## [Task]
Print all the data below exactly, without images.

*** Opening Study material ***

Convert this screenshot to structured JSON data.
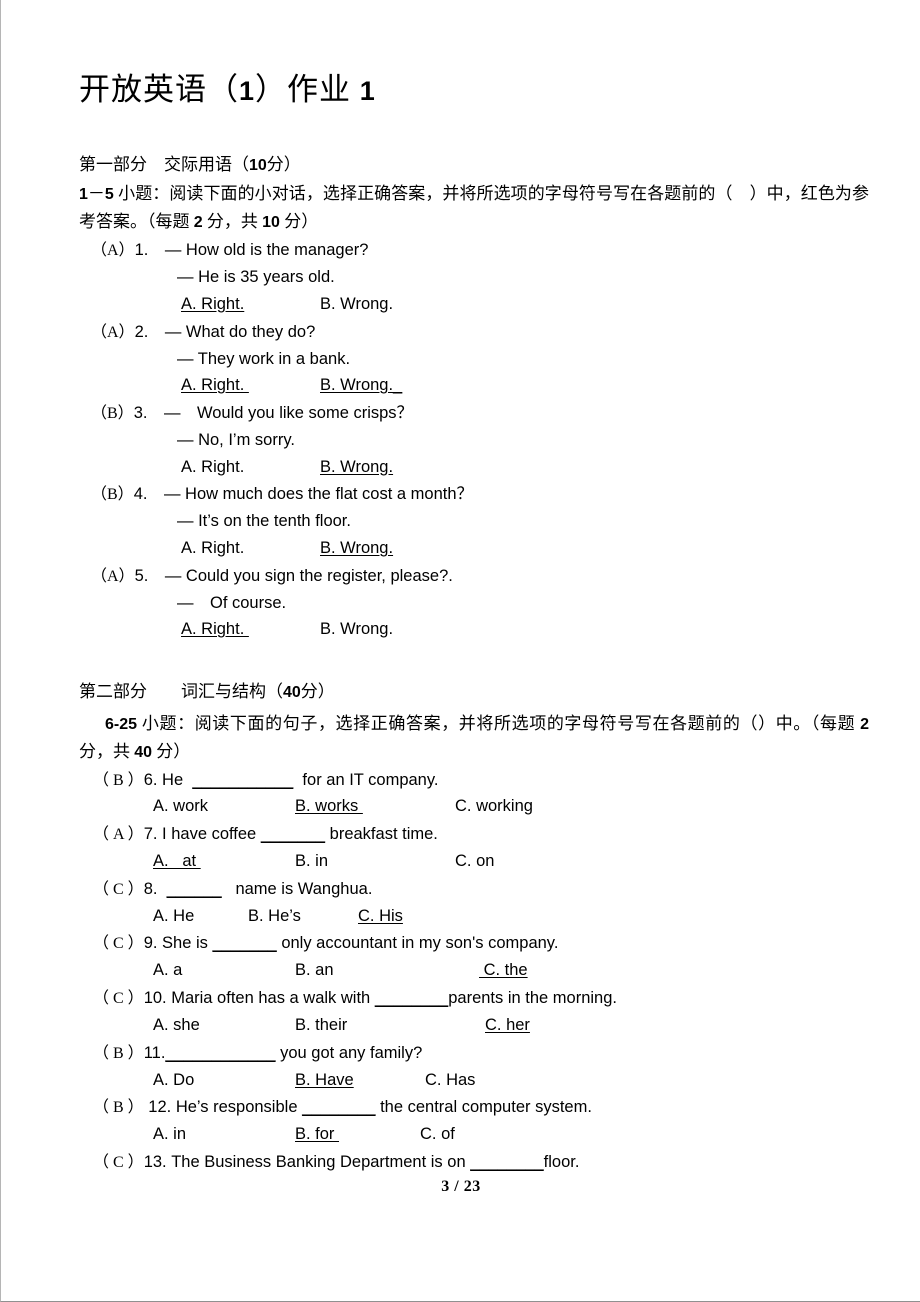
{
  "document": {
    "title": "开放英语（1）作业 1",
    "title_prefix": "开放英语（",
    "title_number": "1",
    "title_middle": "）作业 ",
    "title_suffix": "1",
    "footer": "3 / 23",
    "page_number": 3,
    "total_pages": 23
  },
  "part1": {
    "heading": "第一部分　交际用语（",
    "heading_points": "10",
    "heading_tail": "分）",
    "instruction_a": "1",
    "instruction_b": "－",
    "instruction_c": "5",
    "instruction_d": " 小题：阅读下面的小对话，选择正确答案，并将所选项的字母符号写在各题前的（　）中，红色为参考答案。（每题 ",
    "instruction_e": "2",
    "instruction_f": " 分，共 ",
    "instruction_g": "10",
    "instruction_h": " 分）",
    "questions": [
      {
        "answer": "（A）",
        "number": "1.",
        "prompt": "— How old is the manager?",
        "reply": "— He is 35 years old.",
        "option_a": "A. Right.",
        "option_b": "B. Wrong.",
        "correct": "A"
      },
      {
        "answer": "（A）",
        "number": "2.",
        "prompt": "— What do they do?",
        "reply": "— They work in a bank.",
        "option_a": "A. Right. ",
        "option_b": "B. Wrong._",
        "correct": "A"
      },
      {
        "answer": "（B）",
        "number": "3.",
        "prompt": "—　Would you like some crisps？",
        "reply": "— No, I’m sorry.",
        "option_a": "A. Right.",
        "option_b": "B. Wrong.",
        "correct": "B"
      },
      {
        "answer": "（B）",
        "number": "4.",
        "prompt": "— How much does the flat cost a month？",
        "reply": "— It’s on the tenth floor.",
        "option_a": "A. Right.",
        "option_b": "B. Wrong.",
        "correct": "B"
      },
      {
        "answer": "（A）",
        "number": "5.",
        "prompt": "— Could you sign the register, please?.",
        "reply": "—　Of course.",
        "option_a": "A. Right. ",
        "option_b": "B. Wrong.",
        "correct": "A"
      }
    ]
  },
  "part2": {
    "heading": "第二部分　　词汇与结构（",
    "heading_points": "40",
    "heading_tail": "分）",
    "instruction_a": "6-25",
    "instruction_b": " 小题：阅读下面的句子，选择正确答案，并将所选项的字母符号写在各题前的（）中。（每题 ",
    "instruction_c": "2",
    "instruction_d": " 分，共 ",
    "instruction_e": "40",
    "instruction_f": " 分）",
    "questions": [
      {
        "answer": "（ B ）",
        "number": "6.",
        "text_before": "He  ",
        "blank": "___________",
        "text_after": "  for an IT company.",
        "option_a": "A. work",
        "option_b": "B. works ",
        "option_c": "C. working",
        "correct": "B"
      },
      {
        "answer": "（ A ）",
        "number": "7.",
        "text_before": "I have coffee ",
        "blank": "_______",
        "text_after": " breakfast time.",
        "option_a": "A.   at ",
        "option_b": "B. in",
        "option_c": "C. on",
        "correct": "A"
      },
      {
        "answer": "（ C ）",
        "number": "8.",
        "text_before": "  ",
        "blank": "______",
        "text_after": "   name is Wanghua.",
        "option_a": "A. He",
        "option_b": "B. He’s",
        "option_c": "C. His",
        "correct": "C"
      },
      {
        "answer": "（ C ）",
        "number": "9.",
        "text_before": "She is ",
        "blank": "_______",
        "text_after": " only accountant in my son's company.",
        "option_a": "A. a",
        "option_b": "B. an",
        "option_c": " C. the",
        "correct": "C"
      },
      {
        "answer": "（ C ）",
        "number": "10.",
        "text_before": "Maria often has a walk with ",
        "blank": "________",
        "text_after": "parents in the morning.",
        "option_a": "A. she",
        "option_b": "B. their",
        "option_c": "C. her",
        "correct": "C"
      },
      {
        "answer": "（ B ）",
        "number": "11.",
        "text_before": "",
        "blank": "____________",
        "text_after": " you got any family?",
        "option_a": "A. Do",
        "option_b": "B. Have",
        "option_c": "C. Has",
        "correct": "B"
      },
      {
        "answer": "（ B ）",
        "number": " 12.",
        "text_before": "He’s responsible ",
        "blank": "________",
        "text_after": " the central computer system.",
        "option_a": "A. in",
        "option_b": "B. for ",
        "option_c": "C. of",
        "correct": "B"
      },
      {
        "answer": "（ C ）",
        "number": "13.",
        "text_before": "The Business Banking Department is on ",
        "blank": "________",
        "text_after": "floor.",
        "option_a": "",
        "option_b": "",
        "option_c": "",
        "correct": "C"
      }
    ]
  }
}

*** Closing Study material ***

## [Reply]
Convert this screenshot to structured JSON data.
{
  "document": {
    "title": "开放英语（1）作业 1",
    "title_prefix": "开放英语（",
    "title_number": "1",
    "title_middle": "）作业 ",
    "title_suffix": "1",
    "footer": "3 / 23",
    "page_number": 3,
    "total_pages": 23
  },
  "part1": {
    "heading": "第一部分　交际用语（",
    "heading_points": "10",
    "heading_tail": "分）",
    "instruction_a": "1",
    "instruction_b": "－",
    "instruction_c": "5",
    "instruction_d": " 小题：阅读下面的小对话，选择正确答案，并将所选项的字母符号写在各题前的（　）中，红色为参考答案。（每题 ",
    "instruction_e": "2",
    "instruction_f": " 分，共 ",
    "instruction_g": "10",
    "instruction_h": " 分）",
    "questions": [
      {
        "answer": "（A）",
        "number": "1.",
        "prompt": "— How old is the manager?",
        "reply": "— He is 35 years old.",
        "option_a": "A. Right.",
        "option_b": "B. Wrong.",
        "correct": "A"
      },
      {
        "answer": "（A）",
        "number": "2.",
        "prompt": "— What do they do?",
        "reply": "— They work in a bank.",
        "option_a": "A. Right. ",
        "option_b": "B. Wrong._",
        "correct": "A"
      },
      {
        "answer": "（B）",
        "number": "3.",
        "prompt": "—　Would you like some crisps？",
        "reply": "— No, I’m sorry.",
        "option_a": "A. Right.",
        "option_b": "B. Wrong.",
        "correct": "B"
      },
      {
        "answer": "（B）",
        "number": "4.",
        "prompt": "— How much does the flat cost a month？",
        "reply": "— It’s on the tenth floor.",
        "option_a": "A. Right.",
        "option_b": "B. Wrong.",
        "correct": "B"
      },
      {
        "answer": "（A）",
        "number": "5.",
        "prompt": "— Could you sign the register, please?.",
        "reply": "—　Of course.",
        "option_a": "A. Right. ",
        "option_b": "B. Wrong.",
        "correct": "A"
      }
    ]
  },
  "part2": {
    "heading": "第二部分　　词汇与结构（",
    "heading_points": "40",
    "heading_tail": "分）",
    "instruction_a": "6-25",
    "instruction_b": " 小题：阅读下面的句子，选择正确答案，并将所选项的字母符号写在各题前的（）中。（每题 ",
    "instruction_c": "2",
    "instruction_d": " 分，共 ",
    "instruction_e": "40",
    "instruction_f": " 分）",
    "questions": [
      {
        "answer": "（ B ）",
        "number": "6.",
        "text_before": "He  ",
        "blank": "___________",
        "text_after": "  for an IT company.",
        "option_a": "A. work",
        "option_b": "B. works ",
        "option_c": "C. working",
        "correct": "B"
      },
      {
        "answer": "（ A ）",
        "number": "7.",
        "text_before": "I have coffee ",
        "blank": "_______",
        "text_after": " breakfast time.",
        "option_a": "A.   at ",
        "option_b": "B. in",
        "option_c": "C. on",
        "correct": "A"
      },
      {
        "answer": "（ C ）",
        "number": "8.",
        "text_before": "  ",
        "blank": "______",
        "text_after": "   name is Wanghua.",
        "option_a": "A. He",
        "option_b": "B. He’s",
        "option_c": "C. His",
        "correct": "C"
      },
      {
        "answer": "（ C ）",
        "number": "9.",
        "text_before": "She is ",
        "blank": "_______",
        "text_after": " only accountant in my son's company.",
        "option_a": "A. a",
        "option_b": "B. an",
        "option_c": " C. the",
        "correct": "C"
      },
      {
        "answer": "（ C ）",
        "number": "10.",
        "text_before": "Maria often has a walk with ",
        "blank": "________",
        "text_after": "parents in the morning.",
        "option_a": "A. she",
        "option_b": "B. their",
        "option_c": "C. her",
        "correct": "C"
      },
      {
        "answer": "（ B ）",
        "number": "11.",
        "text_before": "",
        "blank": "____________",
        "text_after": " you got any family?",
        "option_a": "A. Do",
        "option_b": "B. Have",
        "option_c": "C. Has",
        "correct": "B"
      },
      {
        "answer": "（ B ）",
        "number": " 12.",
        "text_before": "He’s responsible ",
        "blank": "________",
        "text_after": " the central computer system.",
        "option_a": "A. in",
        "option_b": "B. for ",
        "option_c": "C. of",
        "correct": "B"
      },
      {
        "answer": "（ C ）",
        "number": "13.",
        "text_before": "The Business Banking Department is on ",
        "blank": "________",
        "text_after": "floor.",
        "option_a": "",
        "option_b": "",
        "option_c": "",
        "correct": "C"
      }
    ]
  }
}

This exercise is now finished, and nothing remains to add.